Component data from apps and pages
******************************
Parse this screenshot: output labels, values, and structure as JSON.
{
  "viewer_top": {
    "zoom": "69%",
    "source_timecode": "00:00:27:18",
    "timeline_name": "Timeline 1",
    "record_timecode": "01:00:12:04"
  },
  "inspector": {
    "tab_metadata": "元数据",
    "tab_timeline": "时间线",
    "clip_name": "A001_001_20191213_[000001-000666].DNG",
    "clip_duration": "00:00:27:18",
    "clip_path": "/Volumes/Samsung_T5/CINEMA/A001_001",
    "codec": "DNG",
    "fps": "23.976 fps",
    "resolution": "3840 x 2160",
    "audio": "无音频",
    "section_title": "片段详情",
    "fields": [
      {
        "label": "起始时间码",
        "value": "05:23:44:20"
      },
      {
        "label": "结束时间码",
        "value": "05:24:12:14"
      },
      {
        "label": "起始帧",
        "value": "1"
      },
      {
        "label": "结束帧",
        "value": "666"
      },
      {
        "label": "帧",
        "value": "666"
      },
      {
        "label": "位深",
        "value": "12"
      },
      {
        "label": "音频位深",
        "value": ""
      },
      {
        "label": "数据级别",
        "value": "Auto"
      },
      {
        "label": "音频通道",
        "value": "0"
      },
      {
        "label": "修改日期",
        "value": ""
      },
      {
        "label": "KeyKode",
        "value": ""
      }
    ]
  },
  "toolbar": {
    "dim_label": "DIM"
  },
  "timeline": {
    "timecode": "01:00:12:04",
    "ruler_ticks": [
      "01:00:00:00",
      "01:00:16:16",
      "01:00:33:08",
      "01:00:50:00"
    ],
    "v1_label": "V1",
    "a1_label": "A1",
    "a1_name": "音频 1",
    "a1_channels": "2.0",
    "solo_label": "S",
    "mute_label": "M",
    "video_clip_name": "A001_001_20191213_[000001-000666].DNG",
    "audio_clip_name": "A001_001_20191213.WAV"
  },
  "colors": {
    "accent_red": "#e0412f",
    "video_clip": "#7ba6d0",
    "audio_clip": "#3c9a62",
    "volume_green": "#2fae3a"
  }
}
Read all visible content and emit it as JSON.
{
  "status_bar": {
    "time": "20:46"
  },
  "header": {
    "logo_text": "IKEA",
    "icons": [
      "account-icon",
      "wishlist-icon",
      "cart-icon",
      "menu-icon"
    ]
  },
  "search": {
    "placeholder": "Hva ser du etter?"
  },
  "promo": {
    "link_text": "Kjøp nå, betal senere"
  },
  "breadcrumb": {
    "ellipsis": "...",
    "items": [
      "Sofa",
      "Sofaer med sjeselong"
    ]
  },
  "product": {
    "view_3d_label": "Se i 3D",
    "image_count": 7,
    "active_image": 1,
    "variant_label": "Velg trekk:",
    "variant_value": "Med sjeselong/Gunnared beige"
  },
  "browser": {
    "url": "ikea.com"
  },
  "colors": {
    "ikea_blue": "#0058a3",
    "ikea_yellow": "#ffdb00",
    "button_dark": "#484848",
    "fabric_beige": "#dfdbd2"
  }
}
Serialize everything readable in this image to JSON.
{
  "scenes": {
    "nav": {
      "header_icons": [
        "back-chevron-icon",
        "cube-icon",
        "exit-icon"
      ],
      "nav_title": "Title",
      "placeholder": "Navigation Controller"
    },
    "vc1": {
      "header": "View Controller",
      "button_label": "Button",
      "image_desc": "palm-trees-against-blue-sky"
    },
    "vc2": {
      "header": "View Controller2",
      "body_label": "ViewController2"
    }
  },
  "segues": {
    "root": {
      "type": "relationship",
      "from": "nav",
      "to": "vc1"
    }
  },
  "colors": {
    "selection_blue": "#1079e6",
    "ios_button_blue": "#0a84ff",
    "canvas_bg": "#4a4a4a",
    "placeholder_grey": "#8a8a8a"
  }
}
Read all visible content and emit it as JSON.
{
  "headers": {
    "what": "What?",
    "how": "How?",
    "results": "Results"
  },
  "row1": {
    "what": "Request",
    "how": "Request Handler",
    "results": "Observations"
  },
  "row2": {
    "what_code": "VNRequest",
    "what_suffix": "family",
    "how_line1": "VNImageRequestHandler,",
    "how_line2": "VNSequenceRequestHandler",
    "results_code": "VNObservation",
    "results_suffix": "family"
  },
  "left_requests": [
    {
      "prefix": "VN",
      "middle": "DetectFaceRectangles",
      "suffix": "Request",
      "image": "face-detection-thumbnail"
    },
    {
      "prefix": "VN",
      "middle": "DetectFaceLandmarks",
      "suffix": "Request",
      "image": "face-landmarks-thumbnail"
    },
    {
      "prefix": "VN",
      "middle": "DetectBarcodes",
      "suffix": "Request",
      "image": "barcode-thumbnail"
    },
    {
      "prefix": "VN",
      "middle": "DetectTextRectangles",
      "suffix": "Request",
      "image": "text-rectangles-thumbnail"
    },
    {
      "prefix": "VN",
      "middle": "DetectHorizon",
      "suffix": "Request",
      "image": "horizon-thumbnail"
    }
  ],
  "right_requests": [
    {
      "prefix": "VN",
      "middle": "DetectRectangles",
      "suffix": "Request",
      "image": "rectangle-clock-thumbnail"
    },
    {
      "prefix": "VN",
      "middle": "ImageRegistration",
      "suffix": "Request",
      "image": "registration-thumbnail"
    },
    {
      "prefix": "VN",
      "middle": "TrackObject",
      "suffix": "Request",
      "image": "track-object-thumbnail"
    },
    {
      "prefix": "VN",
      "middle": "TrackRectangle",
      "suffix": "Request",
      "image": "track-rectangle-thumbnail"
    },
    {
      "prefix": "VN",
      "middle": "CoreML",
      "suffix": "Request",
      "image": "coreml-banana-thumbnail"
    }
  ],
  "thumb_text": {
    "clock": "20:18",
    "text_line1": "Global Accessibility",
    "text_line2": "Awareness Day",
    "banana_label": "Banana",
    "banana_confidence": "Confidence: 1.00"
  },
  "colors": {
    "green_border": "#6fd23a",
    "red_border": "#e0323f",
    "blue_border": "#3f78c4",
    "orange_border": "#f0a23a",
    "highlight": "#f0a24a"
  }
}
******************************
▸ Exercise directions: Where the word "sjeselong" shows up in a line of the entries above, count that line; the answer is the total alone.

▸ Task response: 2